Sectional title insurance and the advice process

Since the introduction of the CSOS (Community Scheme Ombud Services) Act, the STSM (Sectional Title Scheme Management) Act, and relative rules and regulations, the insurance advice process in the sectional title environment is now even more important.

The body corporate is the insured and the trustees need to be certain that they have arranged the best and most appropriate cover available.  A high standard of advice and service is paramount.

Sectional title insurance needs and requirements can be divided into three main categories i.e. buildings cover, liability cover and fidelity cover.

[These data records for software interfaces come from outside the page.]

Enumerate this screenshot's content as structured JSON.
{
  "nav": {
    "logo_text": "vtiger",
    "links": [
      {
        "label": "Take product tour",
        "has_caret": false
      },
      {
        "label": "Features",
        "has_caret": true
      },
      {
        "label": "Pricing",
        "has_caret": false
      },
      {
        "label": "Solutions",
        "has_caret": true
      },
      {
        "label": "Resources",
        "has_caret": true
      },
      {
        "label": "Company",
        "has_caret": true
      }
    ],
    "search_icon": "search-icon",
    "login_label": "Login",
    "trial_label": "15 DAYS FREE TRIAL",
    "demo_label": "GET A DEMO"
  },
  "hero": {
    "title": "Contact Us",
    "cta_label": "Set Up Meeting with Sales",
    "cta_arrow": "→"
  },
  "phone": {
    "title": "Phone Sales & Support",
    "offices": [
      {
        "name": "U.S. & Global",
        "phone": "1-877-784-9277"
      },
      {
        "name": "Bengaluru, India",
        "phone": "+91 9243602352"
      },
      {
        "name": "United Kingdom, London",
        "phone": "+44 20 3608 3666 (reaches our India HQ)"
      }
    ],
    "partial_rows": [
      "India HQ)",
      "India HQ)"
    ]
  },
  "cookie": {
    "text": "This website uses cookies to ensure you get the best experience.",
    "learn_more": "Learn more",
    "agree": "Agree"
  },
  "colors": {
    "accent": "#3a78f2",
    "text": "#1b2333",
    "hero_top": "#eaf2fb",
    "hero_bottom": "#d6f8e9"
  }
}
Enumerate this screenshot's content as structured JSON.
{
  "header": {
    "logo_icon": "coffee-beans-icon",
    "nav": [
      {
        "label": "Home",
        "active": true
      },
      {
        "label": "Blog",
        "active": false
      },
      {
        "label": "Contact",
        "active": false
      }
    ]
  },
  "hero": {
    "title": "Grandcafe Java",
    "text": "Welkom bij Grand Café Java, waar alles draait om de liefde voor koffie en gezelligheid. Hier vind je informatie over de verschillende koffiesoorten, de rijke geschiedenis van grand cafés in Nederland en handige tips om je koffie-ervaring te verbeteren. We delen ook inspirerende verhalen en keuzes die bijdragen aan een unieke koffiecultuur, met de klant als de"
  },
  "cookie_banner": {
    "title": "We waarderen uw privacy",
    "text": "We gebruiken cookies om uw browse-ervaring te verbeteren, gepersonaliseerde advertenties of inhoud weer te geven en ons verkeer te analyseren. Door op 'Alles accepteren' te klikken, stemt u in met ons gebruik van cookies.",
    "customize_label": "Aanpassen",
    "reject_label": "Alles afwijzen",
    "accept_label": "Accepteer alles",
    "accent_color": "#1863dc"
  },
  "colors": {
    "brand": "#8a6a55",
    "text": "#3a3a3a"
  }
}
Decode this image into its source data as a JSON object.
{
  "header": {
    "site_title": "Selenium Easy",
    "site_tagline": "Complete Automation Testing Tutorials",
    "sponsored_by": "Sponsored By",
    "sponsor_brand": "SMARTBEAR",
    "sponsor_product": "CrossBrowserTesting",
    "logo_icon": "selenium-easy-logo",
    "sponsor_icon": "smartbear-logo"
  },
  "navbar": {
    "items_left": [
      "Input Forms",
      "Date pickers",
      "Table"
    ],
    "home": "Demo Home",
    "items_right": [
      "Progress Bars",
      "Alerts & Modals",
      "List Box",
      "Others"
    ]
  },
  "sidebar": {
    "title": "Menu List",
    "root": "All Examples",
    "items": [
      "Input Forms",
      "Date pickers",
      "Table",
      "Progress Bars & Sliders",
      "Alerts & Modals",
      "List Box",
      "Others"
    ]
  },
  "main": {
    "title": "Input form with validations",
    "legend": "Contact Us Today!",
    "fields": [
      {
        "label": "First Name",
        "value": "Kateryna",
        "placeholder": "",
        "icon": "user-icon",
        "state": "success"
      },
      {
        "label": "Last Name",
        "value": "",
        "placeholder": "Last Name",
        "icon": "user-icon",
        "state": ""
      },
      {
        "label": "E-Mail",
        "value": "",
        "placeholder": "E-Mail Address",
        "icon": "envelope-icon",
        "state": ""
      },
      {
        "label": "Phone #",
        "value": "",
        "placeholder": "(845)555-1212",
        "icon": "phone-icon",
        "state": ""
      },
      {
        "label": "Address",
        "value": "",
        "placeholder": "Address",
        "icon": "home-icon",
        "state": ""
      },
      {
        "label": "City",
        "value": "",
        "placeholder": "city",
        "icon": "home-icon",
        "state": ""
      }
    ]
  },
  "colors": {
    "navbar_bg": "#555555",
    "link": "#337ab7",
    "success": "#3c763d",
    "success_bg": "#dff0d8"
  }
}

Additional needs such as general liability cover, levy guarantee cover, excess buyback, certain vehicle cover and so on can be considered additionally but the first three categories are dealt with in that order in the sectional title scheme prescribed management rules and at annual general meetings.

In conjunction with community scheme legislation, trustees should be aware that in terms of FAIS legislation, an advisor or broker is obliged to deal with their client in accordance with the General Code of Conduct for Authorised Financial Services Providers and Representatives. Published under Board Notice 80 in Government Gazette 25299 of 8 August 2003 and as amended.

Here is the paragraph pertaining to Record of Advice:

 (1) A provider must, ……. maintain a record of the advice furnished to a client …, which record must reflect the basis on which the advice was given, and in particular-

(a) a brief summary of the information and material on which the advice was based;

(b) the financial products which were considered;

(c) the financial product or products recommended with an explanation of why the product or products selected, is or are likely to satisfy the client’s identified needs and objectives; and

(2) A provider, other than a direct marketer, must provide a client with a copy of the record contemplated in 9(1) in writing.

Usually, when trustees in sectional title schemes consider their insurance for the following year, it is at a trustee meeting when insurance is being discussed. The trustees may be meeting alone or together with a portfolio manager and the insurance advisor is rarely. Those present are expected to make a decision. The portfolio manager, unless they are authorised financial services providers themselves, cannot advise on product selection or even suggest which product to select as this would be highly irregular. Only a licensed authorized financial advisor may dispense insurance advice, particularly in respect of product selection.

Therefore, the only way for decisions to be made under advice from a suitably qualified advisor is have written advice which can be circulate, in summary with supporting documentation and tabled.

The managing agent cannot act as insurance agent unless registered as a financial services provider but acts as a post office by delivering the advice to the trustees, by presenting the broker’s written advice.

Therefore – considering all of the above – we can summarise the standard of written advice one should expect from an insurance advisor as follows:

a) It should briefly mention the prescribed needs (buildings, liability and fidelity) confirming that the advice has accounted for these. This would be the basis on which the advice was given per (1)(a) above.

b) It should in summary, compare quotations, with the full quotations separately provided, i.e. meet the needs to reflect the products which were considered per (1)(b) above.

c) The actual advice should be there. It is suggested that the advisor should clearly state the advice in summary form so as to explain which product should be selected and why.

With this tabled at the trustee meeting, especially if circulated to the trustees ahead of the meeting, trustees are able to reach a decision based on the clear advice provided.

The minutes of that meeting refer to the letter of advice, e.g. “The trustees resolve to renew the insurance cover with XYZ Insurance as advised in Addsure’s letter of advice dated 16 October 2017”.

A copy of the letter of advice must be attached to the minutes of the trustee meeting or even included with the minutes and simultaneously, a copy of the minutes can be sent to the broker as confirmation.

This important FAIS legislation, coupled with the clear requirements of the CSOS and STSM Acts, regulations and prescribed rules, place a burden of responsibility on the financial advisor and trustees. The managing agent is not excluded from the responsibility but rather a key party in the process.

Unless a registered FSP themselves, the managing agent must ake great care not to be finding themselves in a compromised position by providing financial advice where not permitted or authorised to do so or providing intermediary services where this is also prohibited in terms of FAIS (Financial and Intermediary Services) legislation. The importance of the role of the specialised insurance advisor is key here.

Trustee check list

  1. Have the trustees appointed an experienced sectional title specialist insurance advisor?
  2. Do the trustees receive a Letter of Advice (LOA) with comparative quotes and written advice ANNUALLY on policy renewal to a standard as set out above?
  3. Are the annual policy renewal decisions properly recorded in the minutes of trustee meetings?
  4. Are the trustees following the advice provided and complying with the prescribed minimum covers?

 

Author: Mike Addison

Contact Addsure – The Leaders in Sectional Title Insurance – to get fit and proper advice from advisors who understand sectional title. Contact us in Johannesburg on (011) 704-3858; in Durban on (031) 459-1795 and in Cape Town on (021) 551-5069